MULTI-MILLION-POUND plans to transform the centre of Newton Abbot could be at risk with a deadline to spend millions of pounds of government money just weeks away.

The ambitious plans originally included a new cinema, the transformation of the old Market Hall and changes to traffic and parking in Queen Street.

They were submitted to the government in 2019 and approved, but have been dogged by delays ever since.

A new report to Teignbridge Council describes ‘years of indecision and disagreement’.

It warns that progress has been so slow that the entire project is at risk of failing, with the prospect of millions of pounds being handed back to the government unspent.

The Department for Levelling Up, Homes and Communities has told the council it is unlikely to extend the March deadline for spending the money.

A decision not to allow council officers to press on with urgent decision-making is seen as one of the key reasons for the delays.

The report will be considered by the full council next week, with a call for ‘clarity and clear direction’ to make sure the town doesn’t lose out on the £9 million project councillors described as ‘transformational’ when it was first unveiled.

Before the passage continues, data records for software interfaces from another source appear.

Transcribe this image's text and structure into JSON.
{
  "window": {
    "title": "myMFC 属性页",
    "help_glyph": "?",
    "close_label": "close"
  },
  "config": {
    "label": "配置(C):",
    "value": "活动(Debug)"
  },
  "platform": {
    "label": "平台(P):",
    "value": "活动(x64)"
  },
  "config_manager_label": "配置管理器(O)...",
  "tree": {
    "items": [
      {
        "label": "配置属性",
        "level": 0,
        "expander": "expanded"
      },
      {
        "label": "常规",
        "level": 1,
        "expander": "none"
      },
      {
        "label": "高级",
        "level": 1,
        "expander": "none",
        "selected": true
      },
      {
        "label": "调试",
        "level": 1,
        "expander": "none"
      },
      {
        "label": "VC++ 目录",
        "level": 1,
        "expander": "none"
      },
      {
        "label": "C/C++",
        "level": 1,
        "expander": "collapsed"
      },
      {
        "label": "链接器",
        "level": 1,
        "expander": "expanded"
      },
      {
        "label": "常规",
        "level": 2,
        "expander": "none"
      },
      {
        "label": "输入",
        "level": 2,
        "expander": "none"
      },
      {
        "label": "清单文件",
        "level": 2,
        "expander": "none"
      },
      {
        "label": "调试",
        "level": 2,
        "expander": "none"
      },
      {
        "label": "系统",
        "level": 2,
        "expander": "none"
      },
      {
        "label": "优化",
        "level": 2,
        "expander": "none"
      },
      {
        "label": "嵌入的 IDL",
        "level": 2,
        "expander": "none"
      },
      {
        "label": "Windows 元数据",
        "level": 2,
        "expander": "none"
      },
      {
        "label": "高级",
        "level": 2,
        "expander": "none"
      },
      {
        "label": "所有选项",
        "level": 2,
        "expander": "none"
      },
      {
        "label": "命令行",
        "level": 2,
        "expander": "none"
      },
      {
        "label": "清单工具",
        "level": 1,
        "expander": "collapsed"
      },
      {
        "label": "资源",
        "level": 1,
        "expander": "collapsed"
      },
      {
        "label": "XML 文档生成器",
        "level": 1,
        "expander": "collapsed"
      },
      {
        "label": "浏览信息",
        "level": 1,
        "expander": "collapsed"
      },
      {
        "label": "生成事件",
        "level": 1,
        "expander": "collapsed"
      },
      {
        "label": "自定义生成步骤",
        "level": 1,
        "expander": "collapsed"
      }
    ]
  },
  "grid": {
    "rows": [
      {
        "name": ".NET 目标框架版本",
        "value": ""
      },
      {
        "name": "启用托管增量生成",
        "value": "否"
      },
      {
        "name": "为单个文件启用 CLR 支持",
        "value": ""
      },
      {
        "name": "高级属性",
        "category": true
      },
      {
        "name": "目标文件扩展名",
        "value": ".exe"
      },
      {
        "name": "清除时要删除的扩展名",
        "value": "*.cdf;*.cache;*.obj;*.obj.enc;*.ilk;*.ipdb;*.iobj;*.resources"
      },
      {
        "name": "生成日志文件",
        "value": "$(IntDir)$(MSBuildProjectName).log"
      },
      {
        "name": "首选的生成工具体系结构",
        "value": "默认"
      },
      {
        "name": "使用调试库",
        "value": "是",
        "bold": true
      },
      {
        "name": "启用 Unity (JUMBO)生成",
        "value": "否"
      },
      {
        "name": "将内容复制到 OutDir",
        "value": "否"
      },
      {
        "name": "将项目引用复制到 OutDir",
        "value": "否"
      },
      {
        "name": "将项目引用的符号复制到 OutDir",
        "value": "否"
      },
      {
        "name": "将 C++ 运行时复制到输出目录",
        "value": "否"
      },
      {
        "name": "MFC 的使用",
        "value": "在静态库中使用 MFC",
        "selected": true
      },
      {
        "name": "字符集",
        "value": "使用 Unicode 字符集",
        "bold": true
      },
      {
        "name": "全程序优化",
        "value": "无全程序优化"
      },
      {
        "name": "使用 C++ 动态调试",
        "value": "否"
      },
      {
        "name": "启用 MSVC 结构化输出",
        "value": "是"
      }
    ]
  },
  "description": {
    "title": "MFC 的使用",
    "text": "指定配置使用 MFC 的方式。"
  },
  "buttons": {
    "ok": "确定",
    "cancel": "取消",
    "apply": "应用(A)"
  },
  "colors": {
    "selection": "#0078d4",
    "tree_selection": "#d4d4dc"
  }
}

However, officers are warning that it may already be too late.

The council’s original submission to the government’s Future High Streets Fund focused on ‘creating a modern centre that embraces sustainable travel and encourages people to shop, buy, eat and socialise locally’.

It said: ‘Space for community, artistic and cultural activities will be created alongside a revitalised market, food hall and Market Square.

‘A new state-of-the-art cinema will be built and significant improvements made to Queen Street and the National Cycle Network Route.’

However, the Queen Street traffic and parking proposals have proved divisive, while the cinema plan has been scrapped after being described as ‘dead in the water’.

At a meeting last July, council leader Martin Wrigley (Dawlish NE) and 10 other Liberal Democrat councillors backed a motion blocking officers from making key decisions on the project under delegated powers.

It said progress on the Market Hall and cinema had been ‘disappointingly slow’ and the projects were progressing without detailed oversight.

The big decisions would be overseen from then on by the executive committee instead and reported back to full council.

The motion said: ‘It is not the intention to stop the work, but to deliver the projects in a timely manner.’

But the report to next week’s meeting says: ‘The lack of delivery and current pause caused by the removal of delegated authority means there is a very real possibility of failing to deliver any element of the suite of projects.’

It says a lack of ‘decisive action’ could mean the projects run out of time and the money will have to be handed back. The cost to the council could be ‘abortive’.

The report goes on: ‘The removal of all delegated authority to progress the scheme has significantly slowed down progress to the extent that the Market Hall project is now at significant risk of failure if we cannot spend the government grant funding in time.’

It says the current position is ‘unsustainable’ and relying on the executive committee and the council to make the decisions is too slow.

Members of the council will be asked next week to back a new submission to the government asking for more time to spend the money as well as freeing up officers again to push on with key decisions.

The cinema would be removed from the fresh submission, meaning the £6.9 million earmarked for that could be spent instead on the Market Hall, where roof repairs are now required.